  • Actively seeks to work on relationship skills like communication, boundaries, and self-knowledge through good books or wise counsel. Like other disciplines, loving others well takes practice—we have to learn to do it well.

Photo Credit: Monkey Business Image/Thinkstock

We Hope in a Savior Who Reigns Now and Forever

We Hope in a Savior Who Reigns Now and Forever

For years, I did not realize that if eternity lasts forever, that means that it has already started. We don’t just hope for wholeness later, but now. Christ’s transforming work is already at hand, and opening our eyes to it is part of the joy and freedom Jesus offers us. When we only hope for relief in the afterlife, we can become passive, or even despairing, assuming that things cannot get better this side of heaven.

In my life, understanding the meaning of Jesus’ “easy,” and “light” burden changed everything. Rather than working myself to the bone in hopes of achieving the fruits of the spirit, I now see that Jesus, not I, causes them to sweeten in my life. Yes, my participation is necessary, but I’m not in charge.

In a similar way, intentionally loving other people with new skills, working through past pain and resentment, and learning how to forgive and reconcile wisely helps me find peace in my relationships instead of shame or heavy grief.

We can indeed hope for peace now, love now, and growing in wholeness this very instant. By opening our eyes to the hope of God’s presence in our everyday, we can find a taste of heaven right where we’re standing.

Heather Caliri is a writer from San Diego who uses tiny, joyful yeses to free herself from anxiety. Tired of anxiety controlling your life? Try her mini-course, “Five Tiny Ideas for Managing Anxiety," for free here.
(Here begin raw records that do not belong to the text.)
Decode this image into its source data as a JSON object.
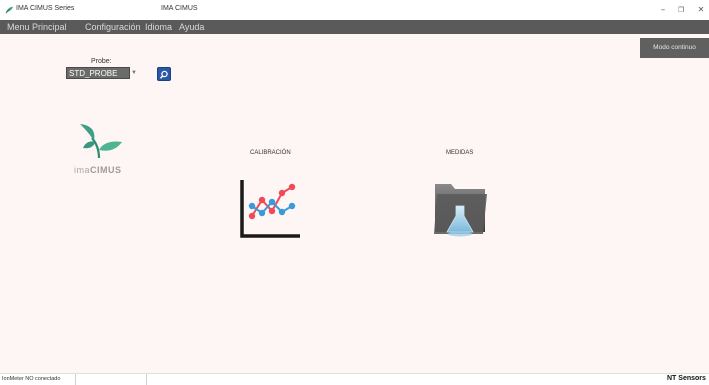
{
  "titlebar": {
    "app_title": "IMA CIMUS Series",
    "window_title": "IMA CIMUS",
    "minimize": "–",
    "maximize": "❐",
    "close": "✕"
  },
  "menu": {
    "items": [
      "Menu Principal",
      "Configuración",
      "Idioma",
      "Ayuda"
    ]
  },
  "main": {
    "modo_button": "Modo continuo",
    "probe_label": "Probe:",
    "probe_value": "STD_PROBE",
    "logo_text_light": "ima",
    "logo_text_bold": "CIMUS",
    "calibration_label": "CALIBRACIÓN",
    "medidas_label": "MEDIDAS"
  },
  "status": {
    "connection": "IonMeter NO conectado",
    "brand": "NT Sensors"
  },
  "colors": {
    "menubar": "#5a5a5a",
    "background": "#fdf6f4",
    "accent_blue": "#2a57a8",
    "logo_green": "#3f9e86"
  }
}
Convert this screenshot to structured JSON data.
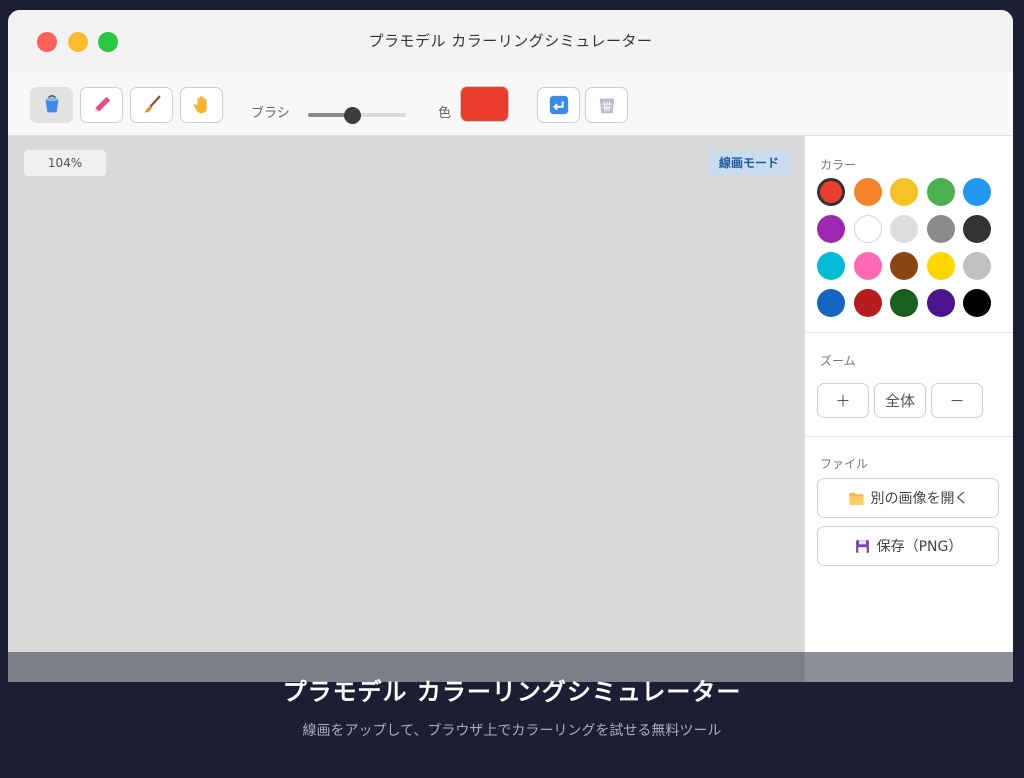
{
  "window": {
    "title": "プラモデル カラーリングシミュレーター"
  },
  "toolbar": {
    "tools": [
      {
        "name": "bucket-icon",
        "active": true
      },
      {
        "name": "pen-icon",
        "active": false
      },
      {
        "name": "brush-icon",
        "active": false
      },
      {
        "name": "hand-icon",
        "active": false
      }
    ],
    "brush_label": "ブラシ",
    "brush_size": 0.45,
    "color_label": "色",
    "current_color": "#ea3d2e",
    "undo_icon": "undo-icon",
    "clear_icon": "trash-icon"
  },
  "canvas": {
    "zoom": "104%",
    "mode": "線画モード",
    "background": "#d9d9d9"
  },
  "panel": {
    "color_title": "カラー",
    "palette": [
      "#ea3d2e",
      "#f5832a",
      "#f5c325",
      "#4caf50",
      "#2196f3",
      "#9c27b0",
      "#ffffff",
      "#dddddd",
      "#8a8a8a",
      "#333333",
      "#00bcd4",
      "#ff69b4",
      "#8b4513",
      "#ffd700",
      "#c0c0c0",
      "#1565c0",
      "#b71c1c",
      "#1b5e20",
      "#4a148c",
      "#000000"
    ],
    "zoom_title": "ズーム",
    "zoom_in": "＋",
    "zoom_fit": "全体",
    "zoom_out": "－",
    "file_title": "ファイル",
    "open_image": "別の画像を開く",
    "save_png": "保存（PNG）"
  },
  "hero": {
    "title": "プラモデル カラーリングシミュレーター",
    "subtitle": "線画をアップして、ブラウザ上でカラーリングを試せる無料ツール"
  }
}
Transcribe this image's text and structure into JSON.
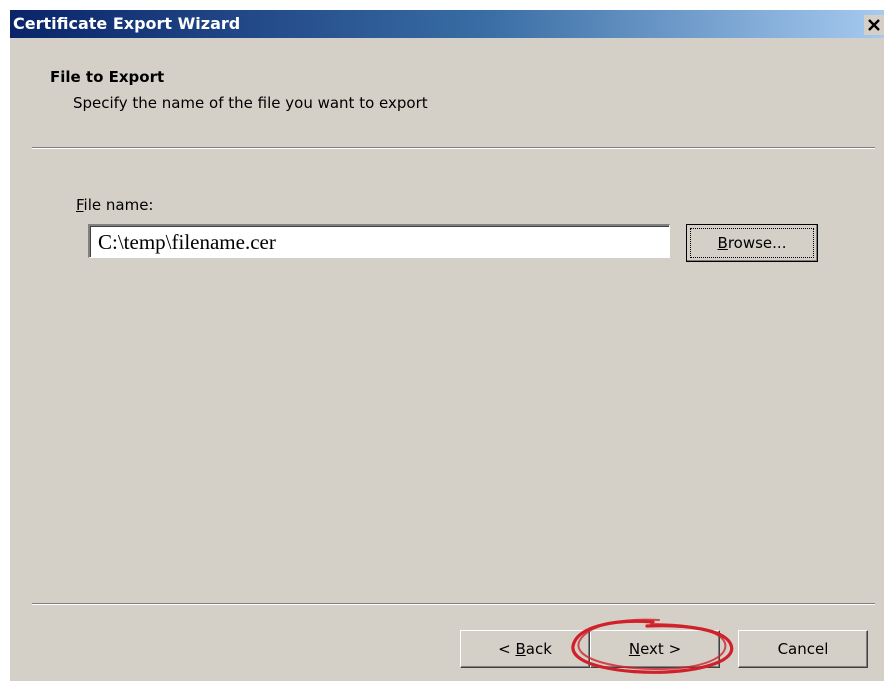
{
  "window": {
    "title": "Certificate Export Wizard"
  },
  "header": {
    "title": "File to Export",
    "subtitle": "Specify the name of the file you want to export"
  },
  "file_field": {
    "label_mnemonic": "F",
    "label_rest": "ile name:",
    "value": "C:\\temp\\filename.cer"
  },
  "buttons": {
    "browse_mnemonic": "B",
    "browse_rest": "rowse...",
    "back_prefix": "< ",
    "back_mnemonic": "B",
    "back_rest": "ack",
    "next_mnemonic": "N",
    "next_rest": "ext >",
    "cancel": "Cancel"
  },
  "icons": {
    "close": "close-icon",
    "annotation": "red-circle-annotation"
  },
  "colors": {
    "face": "#d4d0c8",
    "title_start": "#0a246a",
    "title_end": "#a6caf0",
    "annotation": "#d0202a"
  }
}
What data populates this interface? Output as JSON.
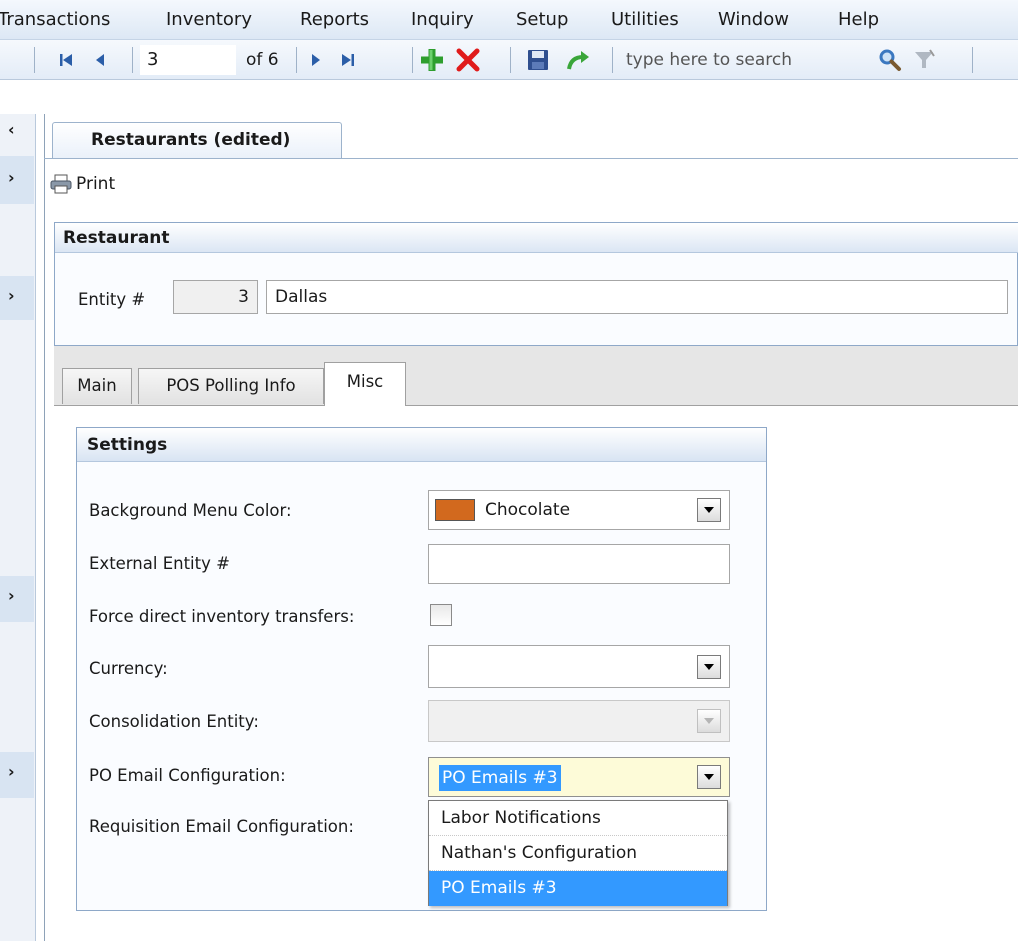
{
  "menubar": {
    "items": [
      "Transactions",
      "Inventory",
      "Reports",
      "Inquiry",
      "Setup",
      "Utilities",
      "Window",
      "Help"
    ]
  },
  "toolbar": {
    "record_value": "3",
    "record_of": "of 6",
    "search_placeholder": "type here to search",
    "icons": [
      "first-record-icon",
      "prev-record-icon",
      "next-record-icon",
      "last-record-icon",
      "add-icon",
      "delete-icon",
      "save-icon",
      "undo-icon",
      "search-icon",
      "filter-icon"
    ],
    "colors": {
      "add": "#2e9e2e",
      "delete": "#e01b1b",
      "save": "#2f4f8f",
      "undo": "#3aa63a"
    }
  },
  "document": {
    "tab_title": "Restaurants (edited)",
    "print_label": "Print"
  },
  "restaurant": {
    "section_title": "Restaurant",
    "entity_label": "Entity #",
    "entity_number": "3",
    "entity_name": "Dallas"
  },
  "tabs": {
    "items": [
      "Main",
      "POS Polling Info",
      "Misc"
    ],
    "active": "Misc"
  },
  "settings": {
    "section_title": "Settings",
    "background_color_label": "Background Menu Color:",
    "background_color_value": "Chocolate",
    "background_color_swatch": "#d2691e",
    "external_entity_label": "External Entity #",
    "external_entity_value": "",
    "force_transfers_label": "Force direct inventory transfers:",
    "force_transfers_checked": false,
    "currency_label": "Currency:",
    "currency_value": "",
    "consolidation_label": "Consolidation Entity:",
    "consolidation_value": "",
    "po_email_label": "PO Email Configuration:",
    "po_email_value": "PO Emails #3",
    "requisition_email_label": "Requisition Email Configuration:",
    "po_email_options": [
      "Labor Notifications",
      "Nathan's Configuration",
      "PO Emails #3"
    ],
    "po_email_selected": "PO Emails #3",
    "selection_color": "#3399ff"
  }
}
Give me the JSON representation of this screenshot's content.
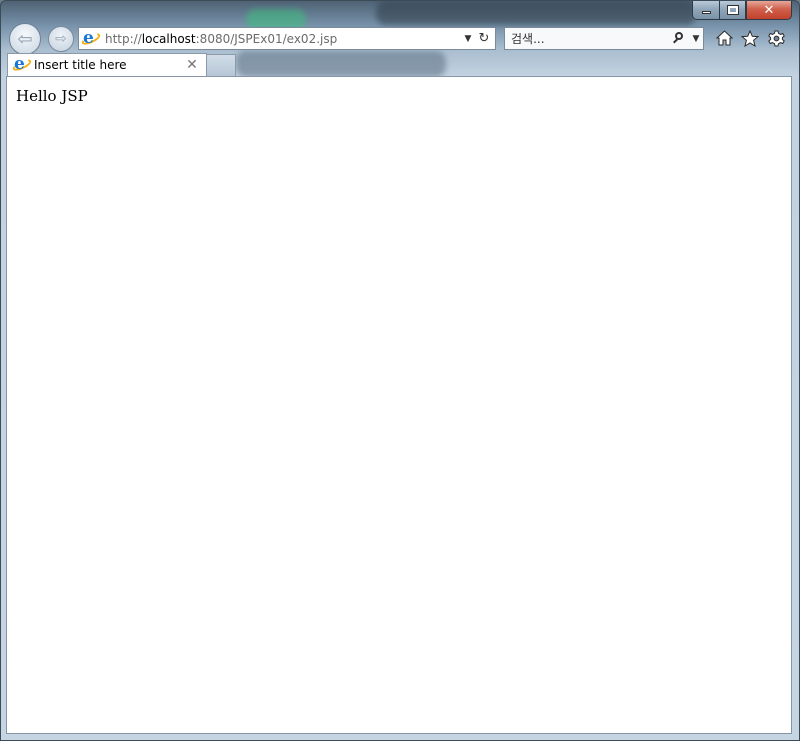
{
  "browser": {
    "address": {
      "scheme": "http://",
      "host": "localhost",
      "path": ":8080/JSPEx01/ex02.jsp"
    },
    "search": {
      "placeholder": "검색..."
    },
    "tab": {
      "title": "Insert title here"
    },
    "icons": {
      "back": "back-arrow-icon",
      "forward": "forward-arrow-icon",
      "refresh": "refresh-icon",
      "search": "search-icon",
      "home": "home-icon",
      "favorites": "star-icon",
      "tools": "gear-icon",
      "close": "close-icon"
    }
  },
  "page": {
    "text": "Hello JSP"
  }
}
Photo Credit: Unsplash

Originally published Monday, 18 March 2019.